  23. Pediatric nurse, here. What you are describing sounds like "pre-cordial catch syndrome". It is completely benign and very common in children and teens. In fact, my daughter has it. It is a sharp pain occuring in the chest area that makes it very hard for a child to breathe deeply. It comes and goes and generally resolves itself completely by the age of 25. Sometimes you can get relief by forcing a deep breath...even though it hurts...and the patient will feel a popping sound and the pain goes away. The cause is unknown, but the ped I worked for seemed to think it involved the pinching of a nerve in that area. My daughter's is worse when she's more active. Generally the pain is felt on the left side of the chest, but we've had patients with it on the right as well. If your pediatrician doesn't recommend any further testing (and they generally don't....the symptoms usually point to the diagnosis fairly clearly) and your still concerned, make an appointment with a pediatric cardiologist. If you google that term as well as "Texidor's Twinge" (it's other name), you'll find lots of info that will help you decide if that's what it sounds like is happening with your daughter. If it is.....don't worry at all. It's harmless. Diane W.

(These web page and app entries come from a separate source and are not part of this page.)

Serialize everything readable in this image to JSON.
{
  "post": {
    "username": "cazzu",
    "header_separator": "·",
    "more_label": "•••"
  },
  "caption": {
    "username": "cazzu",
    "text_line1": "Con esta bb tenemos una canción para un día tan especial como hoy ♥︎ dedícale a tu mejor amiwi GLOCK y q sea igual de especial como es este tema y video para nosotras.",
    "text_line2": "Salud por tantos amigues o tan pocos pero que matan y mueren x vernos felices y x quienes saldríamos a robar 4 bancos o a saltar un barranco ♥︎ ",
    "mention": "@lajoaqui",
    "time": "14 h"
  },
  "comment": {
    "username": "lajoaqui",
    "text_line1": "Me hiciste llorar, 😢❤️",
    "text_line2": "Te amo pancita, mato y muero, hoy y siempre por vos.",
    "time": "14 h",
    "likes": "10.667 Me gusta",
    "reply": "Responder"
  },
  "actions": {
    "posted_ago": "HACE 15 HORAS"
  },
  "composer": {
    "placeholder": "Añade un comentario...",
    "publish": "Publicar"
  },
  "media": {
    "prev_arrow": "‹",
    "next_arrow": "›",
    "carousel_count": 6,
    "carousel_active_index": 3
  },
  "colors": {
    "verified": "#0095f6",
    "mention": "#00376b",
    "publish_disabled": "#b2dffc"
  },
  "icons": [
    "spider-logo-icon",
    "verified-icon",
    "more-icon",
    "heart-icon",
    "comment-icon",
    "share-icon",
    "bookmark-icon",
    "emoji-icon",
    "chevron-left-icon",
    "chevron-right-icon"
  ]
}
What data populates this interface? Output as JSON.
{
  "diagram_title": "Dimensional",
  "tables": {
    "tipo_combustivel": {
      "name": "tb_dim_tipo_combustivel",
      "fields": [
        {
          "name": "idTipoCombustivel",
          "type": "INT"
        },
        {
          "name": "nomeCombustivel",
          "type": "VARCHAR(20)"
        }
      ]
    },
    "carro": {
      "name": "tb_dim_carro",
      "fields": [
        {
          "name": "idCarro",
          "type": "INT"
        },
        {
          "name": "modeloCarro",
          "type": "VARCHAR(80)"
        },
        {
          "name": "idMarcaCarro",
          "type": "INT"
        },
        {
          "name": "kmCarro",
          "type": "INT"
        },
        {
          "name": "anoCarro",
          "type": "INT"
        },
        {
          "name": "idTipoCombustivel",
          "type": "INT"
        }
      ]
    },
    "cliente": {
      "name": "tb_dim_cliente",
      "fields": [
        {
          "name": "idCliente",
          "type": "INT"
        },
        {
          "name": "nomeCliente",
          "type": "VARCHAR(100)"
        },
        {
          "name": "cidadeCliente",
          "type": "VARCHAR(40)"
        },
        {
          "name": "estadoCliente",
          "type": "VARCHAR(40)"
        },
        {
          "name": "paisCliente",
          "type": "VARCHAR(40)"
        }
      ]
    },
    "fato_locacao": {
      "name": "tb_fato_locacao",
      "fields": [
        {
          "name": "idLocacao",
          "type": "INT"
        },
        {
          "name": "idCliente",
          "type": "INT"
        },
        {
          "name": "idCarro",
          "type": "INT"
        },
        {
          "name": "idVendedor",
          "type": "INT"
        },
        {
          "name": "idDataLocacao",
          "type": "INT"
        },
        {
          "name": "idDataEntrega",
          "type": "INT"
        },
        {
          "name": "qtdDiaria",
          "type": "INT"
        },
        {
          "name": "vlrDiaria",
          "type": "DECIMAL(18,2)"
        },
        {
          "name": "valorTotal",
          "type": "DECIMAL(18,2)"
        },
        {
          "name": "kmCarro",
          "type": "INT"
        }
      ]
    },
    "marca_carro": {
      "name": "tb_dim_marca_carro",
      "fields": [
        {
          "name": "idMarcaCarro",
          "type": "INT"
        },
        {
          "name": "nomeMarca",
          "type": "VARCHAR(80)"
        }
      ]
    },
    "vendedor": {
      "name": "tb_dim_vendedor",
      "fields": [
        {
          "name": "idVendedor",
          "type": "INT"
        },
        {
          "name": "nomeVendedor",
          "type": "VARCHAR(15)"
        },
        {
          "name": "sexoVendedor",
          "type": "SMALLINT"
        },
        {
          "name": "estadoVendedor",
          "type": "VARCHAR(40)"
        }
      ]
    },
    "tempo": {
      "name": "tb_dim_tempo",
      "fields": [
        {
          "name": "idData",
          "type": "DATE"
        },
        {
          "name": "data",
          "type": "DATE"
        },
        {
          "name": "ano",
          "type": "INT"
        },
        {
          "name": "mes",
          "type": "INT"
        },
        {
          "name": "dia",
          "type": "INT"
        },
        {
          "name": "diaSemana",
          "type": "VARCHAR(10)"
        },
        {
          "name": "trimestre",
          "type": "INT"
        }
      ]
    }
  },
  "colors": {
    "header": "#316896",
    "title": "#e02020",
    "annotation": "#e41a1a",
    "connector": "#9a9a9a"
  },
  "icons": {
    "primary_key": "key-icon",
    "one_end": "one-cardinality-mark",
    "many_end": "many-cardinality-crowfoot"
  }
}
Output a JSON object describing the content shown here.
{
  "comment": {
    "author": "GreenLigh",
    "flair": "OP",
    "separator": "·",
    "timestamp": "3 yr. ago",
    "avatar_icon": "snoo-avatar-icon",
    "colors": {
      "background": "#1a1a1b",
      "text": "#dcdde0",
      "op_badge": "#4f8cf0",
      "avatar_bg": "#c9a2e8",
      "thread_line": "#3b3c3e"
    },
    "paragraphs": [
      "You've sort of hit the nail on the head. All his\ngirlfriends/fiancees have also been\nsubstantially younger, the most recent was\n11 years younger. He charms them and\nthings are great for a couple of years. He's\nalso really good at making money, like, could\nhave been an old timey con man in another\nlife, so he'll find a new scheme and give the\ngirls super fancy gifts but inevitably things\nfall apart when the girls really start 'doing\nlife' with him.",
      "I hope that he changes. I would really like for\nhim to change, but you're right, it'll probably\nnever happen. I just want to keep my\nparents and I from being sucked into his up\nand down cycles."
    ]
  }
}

  24. LMHO....then I guess Ortho-Tri might not be the answer. :lol: My OB only prescribes the brand name version for his own personal reasons, so I'm totally unfamiliar with the generic equivalent. Hmmm, maybe she should try a steady dose of hormones all through the month rather than a tri-cyclic kind. Also, you really need to give the pills about 3-4 months. The breakthrough bleeding should calm down after that. And, is she taking them at night, right before she goes to bed? Sometimes that helps with the side effects, too. Diane W.
  • Create New...